West African Monsoon observed with ground-based GPS receivers during African Monsoon Multidisciplinary Analysis (AMMA)

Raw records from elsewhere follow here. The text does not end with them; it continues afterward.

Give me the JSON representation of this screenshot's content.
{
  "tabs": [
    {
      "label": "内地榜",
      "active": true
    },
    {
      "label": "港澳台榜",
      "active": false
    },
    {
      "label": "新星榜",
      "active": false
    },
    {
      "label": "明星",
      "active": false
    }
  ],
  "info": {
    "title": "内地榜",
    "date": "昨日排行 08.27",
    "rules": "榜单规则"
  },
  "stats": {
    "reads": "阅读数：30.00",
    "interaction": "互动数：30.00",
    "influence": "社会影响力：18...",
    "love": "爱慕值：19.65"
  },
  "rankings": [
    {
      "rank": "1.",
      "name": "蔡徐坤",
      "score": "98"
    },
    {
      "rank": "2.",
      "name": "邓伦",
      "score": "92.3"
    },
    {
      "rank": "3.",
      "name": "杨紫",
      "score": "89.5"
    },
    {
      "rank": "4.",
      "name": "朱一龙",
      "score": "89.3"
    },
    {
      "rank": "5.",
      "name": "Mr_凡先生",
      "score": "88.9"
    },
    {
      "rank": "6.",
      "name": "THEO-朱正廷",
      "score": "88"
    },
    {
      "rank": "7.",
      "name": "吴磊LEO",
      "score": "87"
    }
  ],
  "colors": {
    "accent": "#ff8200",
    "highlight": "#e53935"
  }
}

[1] A ground-based GPS network has been established over West Africa in the framework of African Monsoon Multidisciplinary Analysis (AMMA) in tight cooperation between French and African institutes. The experimental setup is described and preliminary highlights are given for different applications using these data. Precipitable water vapor (PWV) estimates from GPS are used for evaluating numerical weather prediction (NWP) models and radiosonde humidity data. Systematic tendency errors in model forecasts are evidenced. Correlated biases in NWP model analyses and radiosonde data are evidenced also, which emphasize the importance of radiosonde humidity data in this region. PWV and precipitation are tightly correlated at seasonal and intraseasonal timescales. Almost no precipitation occurs when PWV is smaller than 30 kg m−2. This limit in PWV also coincides well with the location of the intertropical discontinuity. Five distinct phases in the monsoon season are determined from the GPS PWV, which correspond either to transition or stationary periods of the West African Monsoon system. They may serve as a basis for characterizing interannual variability. Significant oscillations in PWV are observed with 10- to 15-day and 15- to 20-day periods, which suggest a strong impact of atmospheric circulation on moisture and precipitation. The presence of a diurnal cycle oscillation in PWV with marked seasonal evolutions is found. This oscillation involves namely different phasing of moisture fluxes in different layers implying the low-level jet, the return flow, and the African Easterly Jet. The broad range of timescales observed with the GPS systems shows a high potential for investigating many atmospheric processes of the West African Monsoon.